%%

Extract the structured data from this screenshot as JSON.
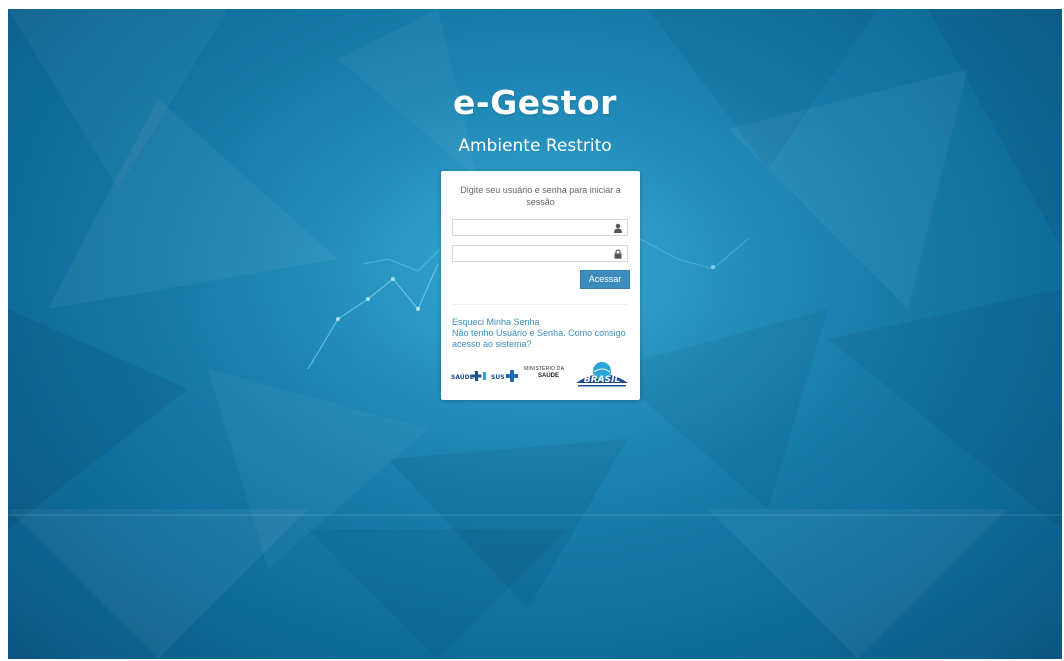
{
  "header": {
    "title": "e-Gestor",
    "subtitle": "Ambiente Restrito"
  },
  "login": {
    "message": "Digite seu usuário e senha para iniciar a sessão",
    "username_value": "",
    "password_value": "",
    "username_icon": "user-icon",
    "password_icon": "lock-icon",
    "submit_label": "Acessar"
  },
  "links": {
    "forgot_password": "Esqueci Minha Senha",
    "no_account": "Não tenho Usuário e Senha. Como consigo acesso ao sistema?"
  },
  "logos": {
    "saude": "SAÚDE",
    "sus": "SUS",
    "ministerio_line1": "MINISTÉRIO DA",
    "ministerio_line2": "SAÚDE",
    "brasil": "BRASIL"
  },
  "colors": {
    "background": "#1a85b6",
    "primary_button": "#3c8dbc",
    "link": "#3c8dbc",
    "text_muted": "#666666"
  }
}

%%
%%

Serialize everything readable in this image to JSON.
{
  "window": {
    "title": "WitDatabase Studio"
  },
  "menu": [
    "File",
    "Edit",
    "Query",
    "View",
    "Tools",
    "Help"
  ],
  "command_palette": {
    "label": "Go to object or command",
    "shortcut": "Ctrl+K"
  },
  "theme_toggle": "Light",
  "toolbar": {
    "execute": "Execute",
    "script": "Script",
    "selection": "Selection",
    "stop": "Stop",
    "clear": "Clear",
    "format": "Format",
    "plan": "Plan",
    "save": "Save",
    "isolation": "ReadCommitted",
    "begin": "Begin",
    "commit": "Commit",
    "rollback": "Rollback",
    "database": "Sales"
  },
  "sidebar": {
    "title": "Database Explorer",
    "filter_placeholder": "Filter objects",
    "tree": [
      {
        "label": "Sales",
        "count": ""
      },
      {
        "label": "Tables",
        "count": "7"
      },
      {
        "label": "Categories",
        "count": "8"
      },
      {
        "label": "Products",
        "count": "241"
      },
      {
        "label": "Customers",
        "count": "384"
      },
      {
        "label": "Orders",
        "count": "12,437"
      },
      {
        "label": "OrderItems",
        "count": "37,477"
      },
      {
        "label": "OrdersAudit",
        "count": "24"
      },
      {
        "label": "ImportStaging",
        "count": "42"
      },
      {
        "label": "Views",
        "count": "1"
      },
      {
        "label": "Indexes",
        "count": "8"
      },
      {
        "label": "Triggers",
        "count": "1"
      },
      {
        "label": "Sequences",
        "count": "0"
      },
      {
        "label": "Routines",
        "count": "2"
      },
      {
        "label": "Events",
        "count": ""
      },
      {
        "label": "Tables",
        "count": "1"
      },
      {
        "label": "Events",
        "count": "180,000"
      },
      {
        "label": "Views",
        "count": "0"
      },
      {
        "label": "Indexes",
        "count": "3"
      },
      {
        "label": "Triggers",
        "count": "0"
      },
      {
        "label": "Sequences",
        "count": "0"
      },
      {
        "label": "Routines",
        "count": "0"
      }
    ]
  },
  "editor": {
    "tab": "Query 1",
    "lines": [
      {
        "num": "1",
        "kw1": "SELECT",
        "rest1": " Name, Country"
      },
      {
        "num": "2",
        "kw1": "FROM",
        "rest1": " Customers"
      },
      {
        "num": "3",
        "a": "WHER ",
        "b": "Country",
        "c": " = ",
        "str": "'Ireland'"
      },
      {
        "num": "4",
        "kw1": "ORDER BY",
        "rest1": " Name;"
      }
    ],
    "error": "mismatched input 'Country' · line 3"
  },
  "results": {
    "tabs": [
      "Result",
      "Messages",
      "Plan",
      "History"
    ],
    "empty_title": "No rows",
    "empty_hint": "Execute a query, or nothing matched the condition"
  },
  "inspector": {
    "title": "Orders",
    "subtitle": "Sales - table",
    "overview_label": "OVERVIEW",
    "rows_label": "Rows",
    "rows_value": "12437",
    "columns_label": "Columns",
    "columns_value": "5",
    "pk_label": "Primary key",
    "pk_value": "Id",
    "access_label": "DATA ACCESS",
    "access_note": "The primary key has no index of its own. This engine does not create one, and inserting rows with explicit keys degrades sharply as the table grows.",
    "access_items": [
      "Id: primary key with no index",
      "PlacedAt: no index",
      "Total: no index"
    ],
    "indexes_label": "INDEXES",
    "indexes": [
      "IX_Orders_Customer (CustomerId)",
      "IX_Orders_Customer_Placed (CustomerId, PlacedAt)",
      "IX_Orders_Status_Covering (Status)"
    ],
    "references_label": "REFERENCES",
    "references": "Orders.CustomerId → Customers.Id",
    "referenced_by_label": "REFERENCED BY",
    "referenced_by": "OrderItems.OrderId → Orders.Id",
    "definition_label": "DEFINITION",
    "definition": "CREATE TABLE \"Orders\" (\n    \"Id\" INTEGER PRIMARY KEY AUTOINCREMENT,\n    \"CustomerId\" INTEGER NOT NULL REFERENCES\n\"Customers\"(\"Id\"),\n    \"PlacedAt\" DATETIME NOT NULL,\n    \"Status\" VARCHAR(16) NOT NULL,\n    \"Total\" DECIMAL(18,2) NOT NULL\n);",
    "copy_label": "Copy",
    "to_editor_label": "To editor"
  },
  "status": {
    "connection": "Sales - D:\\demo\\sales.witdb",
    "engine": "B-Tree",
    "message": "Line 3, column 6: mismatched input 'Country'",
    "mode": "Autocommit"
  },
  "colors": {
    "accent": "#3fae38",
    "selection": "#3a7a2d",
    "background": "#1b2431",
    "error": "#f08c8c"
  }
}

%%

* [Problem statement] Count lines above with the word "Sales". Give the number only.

* [Exercise answer] 4